------ Listed entries

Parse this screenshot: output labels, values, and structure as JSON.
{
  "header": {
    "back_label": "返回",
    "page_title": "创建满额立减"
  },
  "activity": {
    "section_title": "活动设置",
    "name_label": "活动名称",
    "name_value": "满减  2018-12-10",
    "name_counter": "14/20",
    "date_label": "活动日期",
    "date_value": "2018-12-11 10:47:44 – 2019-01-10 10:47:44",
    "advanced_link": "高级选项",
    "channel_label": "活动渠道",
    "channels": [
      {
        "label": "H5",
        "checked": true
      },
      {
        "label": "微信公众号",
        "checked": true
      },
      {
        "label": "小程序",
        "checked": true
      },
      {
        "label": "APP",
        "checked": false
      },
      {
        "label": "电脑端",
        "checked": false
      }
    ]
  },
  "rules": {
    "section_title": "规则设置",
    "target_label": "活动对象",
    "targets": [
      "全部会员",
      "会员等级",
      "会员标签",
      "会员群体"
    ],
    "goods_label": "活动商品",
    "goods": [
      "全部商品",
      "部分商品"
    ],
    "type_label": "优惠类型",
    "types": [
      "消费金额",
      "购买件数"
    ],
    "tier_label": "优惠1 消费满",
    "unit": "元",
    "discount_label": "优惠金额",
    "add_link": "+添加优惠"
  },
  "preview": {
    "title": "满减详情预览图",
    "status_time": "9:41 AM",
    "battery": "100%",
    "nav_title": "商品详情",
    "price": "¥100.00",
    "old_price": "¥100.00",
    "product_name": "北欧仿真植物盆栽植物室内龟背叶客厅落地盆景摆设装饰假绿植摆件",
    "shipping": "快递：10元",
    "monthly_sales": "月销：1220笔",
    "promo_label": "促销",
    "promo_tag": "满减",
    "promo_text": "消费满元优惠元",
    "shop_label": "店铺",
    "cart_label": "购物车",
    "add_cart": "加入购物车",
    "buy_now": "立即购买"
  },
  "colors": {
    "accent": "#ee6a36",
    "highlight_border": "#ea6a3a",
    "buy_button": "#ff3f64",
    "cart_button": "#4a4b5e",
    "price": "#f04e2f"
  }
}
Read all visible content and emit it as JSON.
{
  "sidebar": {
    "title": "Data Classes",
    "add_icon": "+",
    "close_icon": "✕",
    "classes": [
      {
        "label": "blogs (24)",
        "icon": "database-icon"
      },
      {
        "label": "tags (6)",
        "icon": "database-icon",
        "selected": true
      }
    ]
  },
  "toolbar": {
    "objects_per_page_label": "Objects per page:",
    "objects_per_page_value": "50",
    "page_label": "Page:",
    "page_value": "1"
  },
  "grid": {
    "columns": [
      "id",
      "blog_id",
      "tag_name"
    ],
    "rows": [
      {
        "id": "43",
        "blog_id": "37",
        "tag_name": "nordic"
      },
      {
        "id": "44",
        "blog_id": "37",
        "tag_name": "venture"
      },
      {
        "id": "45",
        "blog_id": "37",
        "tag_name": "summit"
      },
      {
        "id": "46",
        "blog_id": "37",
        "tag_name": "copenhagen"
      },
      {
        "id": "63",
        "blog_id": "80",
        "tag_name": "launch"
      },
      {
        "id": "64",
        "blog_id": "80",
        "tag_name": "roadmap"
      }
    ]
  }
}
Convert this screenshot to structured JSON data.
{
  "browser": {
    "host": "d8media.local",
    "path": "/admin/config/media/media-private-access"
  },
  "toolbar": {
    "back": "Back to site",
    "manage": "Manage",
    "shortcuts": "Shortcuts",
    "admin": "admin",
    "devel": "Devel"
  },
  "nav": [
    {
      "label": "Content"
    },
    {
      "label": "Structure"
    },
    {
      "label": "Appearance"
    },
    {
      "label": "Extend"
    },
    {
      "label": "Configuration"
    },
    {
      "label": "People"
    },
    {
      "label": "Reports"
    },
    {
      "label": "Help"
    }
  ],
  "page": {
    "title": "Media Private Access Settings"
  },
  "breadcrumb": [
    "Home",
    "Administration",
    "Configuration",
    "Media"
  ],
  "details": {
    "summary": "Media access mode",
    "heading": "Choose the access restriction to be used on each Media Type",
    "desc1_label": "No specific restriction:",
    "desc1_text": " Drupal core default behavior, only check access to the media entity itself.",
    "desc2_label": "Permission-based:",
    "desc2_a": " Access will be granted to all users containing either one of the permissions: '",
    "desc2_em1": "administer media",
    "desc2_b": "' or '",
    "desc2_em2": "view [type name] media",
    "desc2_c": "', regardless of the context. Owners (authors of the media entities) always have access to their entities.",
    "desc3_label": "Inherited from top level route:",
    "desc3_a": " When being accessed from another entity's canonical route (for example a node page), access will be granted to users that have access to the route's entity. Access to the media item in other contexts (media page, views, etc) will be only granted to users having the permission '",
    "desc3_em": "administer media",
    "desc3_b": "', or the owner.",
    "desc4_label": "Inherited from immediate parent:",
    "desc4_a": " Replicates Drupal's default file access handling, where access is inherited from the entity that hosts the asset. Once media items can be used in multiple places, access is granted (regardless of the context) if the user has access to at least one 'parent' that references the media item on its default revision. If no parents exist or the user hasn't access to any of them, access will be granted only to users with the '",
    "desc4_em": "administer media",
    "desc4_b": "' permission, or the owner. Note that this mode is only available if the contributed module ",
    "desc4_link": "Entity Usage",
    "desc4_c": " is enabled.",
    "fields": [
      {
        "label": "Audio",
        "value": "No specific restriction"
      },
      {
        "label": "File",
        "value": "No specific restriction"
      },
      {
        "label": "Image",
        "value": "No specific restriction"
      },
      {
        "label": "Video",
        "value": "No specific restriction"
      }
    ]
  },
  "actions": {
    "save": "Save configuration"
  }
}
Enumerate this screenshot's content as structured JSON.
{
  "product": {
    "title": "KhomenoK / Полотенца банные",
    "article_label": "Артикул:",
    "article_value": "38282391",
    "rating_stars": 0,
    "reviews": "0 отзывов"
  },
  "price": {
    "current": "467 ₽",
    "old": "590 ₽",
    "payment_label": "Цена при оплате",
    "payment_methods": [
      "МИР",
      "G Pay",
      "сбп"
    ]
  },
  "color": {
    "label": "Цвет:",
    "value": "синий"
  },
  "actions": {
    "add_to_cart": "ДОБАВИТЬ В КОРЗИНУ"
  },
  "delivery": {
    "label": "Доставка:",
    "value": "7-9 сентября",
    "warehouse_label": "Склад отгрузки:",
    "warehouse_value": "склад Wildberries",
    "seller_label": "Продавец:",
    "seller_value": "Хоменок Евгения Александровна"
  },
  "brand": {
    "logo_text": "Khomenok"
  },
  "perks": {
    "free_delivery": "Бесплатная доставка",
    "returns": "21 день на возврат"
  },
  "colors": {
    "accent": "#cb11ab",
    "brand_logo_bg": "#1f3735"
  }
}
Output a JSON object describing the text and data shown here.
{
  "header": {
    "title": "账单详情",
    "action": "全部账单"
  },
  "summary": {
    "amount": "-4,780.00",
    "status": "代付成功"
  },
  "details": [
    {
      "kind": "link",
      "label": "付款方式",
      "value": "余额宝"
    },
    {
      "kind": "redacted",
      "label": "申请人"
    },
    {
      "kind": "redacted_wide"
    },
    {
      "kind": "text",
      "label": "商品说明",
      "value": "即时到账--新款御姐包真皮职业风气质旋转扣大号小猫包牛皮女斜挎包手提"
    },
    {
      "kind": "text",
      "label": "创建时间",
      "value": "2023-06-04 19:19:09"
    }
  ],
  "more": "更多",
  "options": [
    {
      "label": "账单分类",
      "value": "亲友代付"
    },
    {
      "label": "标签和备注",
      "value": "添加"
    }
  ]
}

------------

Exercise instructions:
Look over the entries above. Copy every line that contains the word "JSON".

Answer to this task:
Parse this screenshot: output labels, values, and structure as JSON.
Read all visible content and emit it as JSON.
Convert this screenshot to structured JSON data.
Enumerate this screenshot's content as structured JSON.
Output a JSON object describing the text and data shown here.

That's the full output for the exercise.